So, August fades out in a final flourish of late summer sun. The mornings are already later and cooler, mists hugging the valleys and enshrouding the rivers until the sun burns through. Shadows lengthen in the afternoons as the sun sinks lower in the sky; and dusk falls earlier, catching us out mid-task in the house or garden, and bringing with it cooler temperatures.
This month we have pulled up all the peas, mangetout, and broad beans, and blanched them for storing in the freezer, along with masses of bounty from the runner beans and dwarf french beans, both of which are still cropping, but slower now and with less flowers to follow.
August was a strange mix of warm sunshine, torrential downpours, high winds and cool days. Last week’s gusty winds toppled our tallest sunflower, which stood over eight feet tall beside the greenhouse.
The wet humid conditions have plagued our three pumpkin plants with powdery mildew. I sprayed the leaves with a mix of milk and water when it first began to manifest, but whether it was already too late or not frequent enough, it did nothing to stop the march of mildew.
Above, you can see the row of pumpkin plants at the edge of the sweetcorn block a week ago; the ripening orange fruits nestling in the brittle powder-covered leaves. A week later, these plants are almost entirely defoliated as the leaves have disintegrated. At least we have a good crop of fruit ripening on them, which we can cut from the vines soon and put in the greenhouse to finish ripening and hardening off for storage.
We have continued to enjoy cobs of ripe sweetcorn throughout the month. These ‘Swift F1’ have been an easy and rewarding crop, and we shall certainly be growing these again next year.
The tomatoes in the greenhouse are ripening steadily, giving us a constant stream of fruit, some of which we eat fresh and some of which I’ve continued to make into batches of sauces for the freezer, including ratatouille with the courgettes that keep on coming. At least the courgettes are starting to slow production now, although there are about a dozen in the kitchen at the moment waiting for me to do something with them. Time to look for some more imaginative recipes I think!
Our carrots have finally reached a decent size after a very late start this year, there are many more of those to come. (That picture reminds me: we still need to clean, seal and grout the slate floors too…).

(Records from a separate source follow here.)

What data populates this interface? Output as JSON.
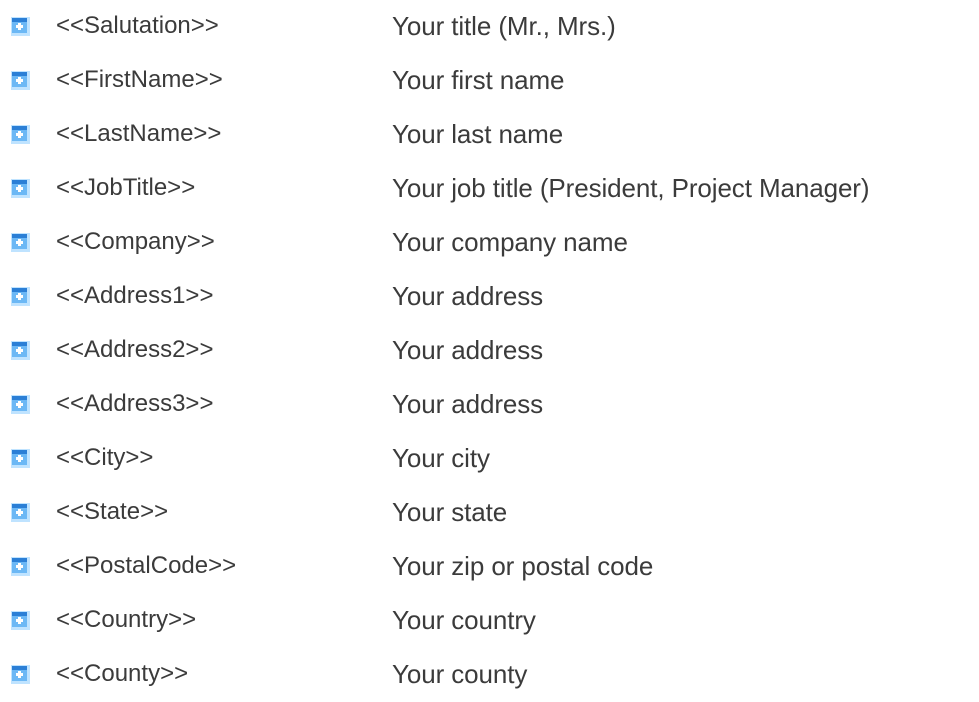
{
  "fields": [
    {
      "token": "<<Salutation>>",
      "description": "Your title (Mr., Mrs.)"
    },
    {
      "token": "<<FirstName>>",
      "description": "Your first name"
    },
    {
      "token": "<<LastName>>",
      "description": "Your last name"
    },
    {
      "token": "<<JobTitle>>",
      "description": "Your job title (President, Project Manager)"
    },
    {
      "token": "<<Company>>",
      "description": "Your company name"
    },
    {
      "token": "<<Address1>>",
      "description": "Your address"
    },
    {
      "token": "<<Address2>>",
      "description": "Your address"
    },
    {
      "token": "<<Address3>>",
      "description": "Your address"
    },
    {
      "token": "<<City>>",
      "description": "Your city"
    },
    {
      "token": "<<State>>",
      "description": "Your state"
    },
    {
      "token": "<<PostalCode>>",
      "description": "Your zip or postal code"
    },
    {
      "token": "<<Country>>",
      "description": "Your country"
    },
    {
      "token": "<<County>>",
      "description": "Your county"
    }
  ],
  "icon": {
    "name": "list-bullet-icon",
    "color_light": "#bfe3ff",
    "color_mid": "#6cb8f5",
    "color_dark": "#2b7fd6"
  }
}
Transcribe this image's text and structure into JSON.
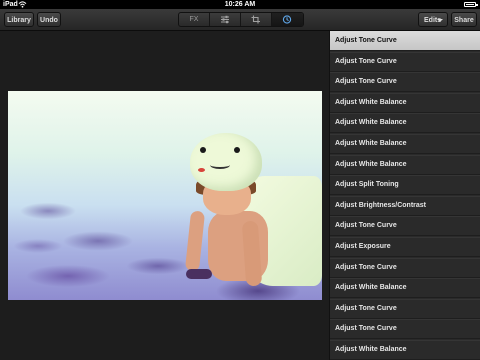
{
  "status_bar": {
    "carrier": "iPad",
    "time": "10:26 AM"
  },
  "toolbar": {
    "library_label": "Library",
    "undo_label": "Undo",
    "edits_label": "Edits",
    "share_label": "Share",
    "tabs": [
      {
        "label": "FX",
        "icon": "fx-text"
      },
      {
        "label": "",
        "icon": "sliders-icon"
      },
      {
        "label": "",
        "icon": "crop-icon"
      },
      {
        "label": "",
        "icon": "history-clock-icon"
      }
    ],
    "selected_tab": 3
  },
  "edits_panel": {
    "selected_index": 0,
    "items": [
      "Adjust Tone Curve",
      "Adjust Tone Curve",
      "Adjust Tone Curve",
      "Adjust White Balance",
      "Adjust White Balance",
      "Adjust White Balance",
      "Adjust White Balance",
      "Adjust Split Toning",
      "Adjust Brightness/Contrast",
      "Adjust Tone Curve",
      "Adjust Exposure",
      "Adjust Tone Curve",
      "Adjust White Balance",
      "Adjust Tone Curve",
      "Adjust Tone Curve",
      "Adjust White Balance"
    ]
  }
}
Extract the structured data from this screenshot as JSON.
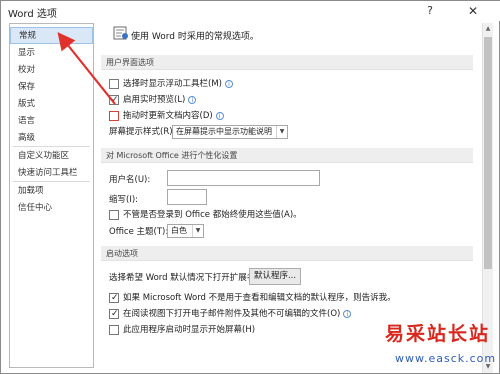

The leeks are growing well, and the onions that we planted from seed seem to be swelling nicely just under the soil, forming lovely papery skins.
We dug up all of our maincrop (Maris Piper) potatoes last weekend, and left them in the sun to dry before putting the best of them into hessian sacks. There was a lot of damage to the tubers; some were so full of bore holes that there was little potato worth saving, and there are very few intact potatoes to store for the winter. We assume this must be slugs; not sure whether we left the potatoes in the ground too long or were just unlucky – more research for next year!
We still have beetroot in the ground, and huge swedes pushing their way up. The feathery tops of the parsnips look lush and healthy. And beside the raspberry canes, of which the summer canes are still producing a handful of fruit each week while the autumn raspberries are just beginning to ripen, the peaches on the old peach tree are ripening. I tasted my first peach of the year this week and it was absolutely wonderful.
With the cabbages hearting up nicely too, there is still a lot to look forward to in the coming months. There are splashes of colour from some lovely blooms in the garden at the minute too, but I think that is for another post – this one seems quite long enough already!
With slightly heavy hearts then, fond memories – and a full freezer! – we bid adieu to August and the heights of summer, and turn towards autumn, heralded already by the yellowing leaves on the beech tree.